The “Rare Book” Section (early 1930s)

Reading Room-old library - Memorial Hall

The reading room in Colby’s first library (old campus) served as an exhibit space in the late 1930s-early 1940s. The librarians used the space to highlight notable items in the library collection as well as traveling exhibits and photographs from Colby’s Camera Club.

Small-to-significant donations to the Library’s holdings continued into the 1920s and 1930s, received from alumni/ae, faculty and other supporters. However, identification and special care for particular items was not a priority until the arrival of Robert Bingham Downs, the first professionally-trained librarian at Colby (1929-1931). He effected many improvements including attention to the Library’s rare books.

Downs began transfer of rare and valuable books, especially Americana, from the circulating collection. This practice was continued by Downs’ successors, Joseph Selwyn Ibbotson (1931-1935) and J. Periam Danton (1935-1936), who denoted a formal “rare book” section.

English Professor Carl Weber‘s academic interest in the works of Thomas Hardy resulted in more Hardy acquisitions by the library.
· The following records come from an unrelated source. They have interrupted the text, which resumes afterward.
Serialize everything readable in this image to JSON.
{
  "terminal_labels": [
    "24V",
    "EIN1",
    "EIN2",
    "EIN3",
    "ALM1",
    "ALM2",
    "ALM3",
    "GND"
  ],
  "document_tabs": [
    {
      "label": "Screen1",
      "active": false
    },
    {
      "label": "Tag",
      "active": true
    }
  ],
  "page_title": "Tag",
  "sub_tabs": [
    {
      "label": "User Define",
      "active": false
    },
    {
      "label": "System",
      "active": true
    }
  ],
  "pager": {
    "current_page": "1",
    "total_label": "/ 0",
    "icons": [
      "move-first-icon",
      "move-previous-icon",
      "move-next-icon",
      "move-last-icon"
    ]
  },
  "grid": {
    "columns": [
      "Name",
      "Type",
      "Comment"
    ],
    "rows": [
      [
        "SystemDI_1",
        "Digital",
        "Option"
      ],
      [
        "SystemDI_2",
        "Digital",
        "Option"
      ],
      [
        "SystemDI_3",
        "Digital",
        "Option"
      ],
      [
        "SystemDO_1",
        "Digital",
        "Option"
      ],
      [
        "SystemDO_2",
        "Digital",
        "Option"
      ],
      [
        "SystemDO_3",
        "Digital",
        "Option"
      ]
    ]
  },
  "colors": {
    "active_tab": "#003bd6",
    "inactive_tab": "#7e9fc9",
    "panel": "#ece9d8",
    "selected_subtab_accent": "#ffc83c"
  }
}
They would become the nucleus of Colby’s renowned Thomas Hardy Collection.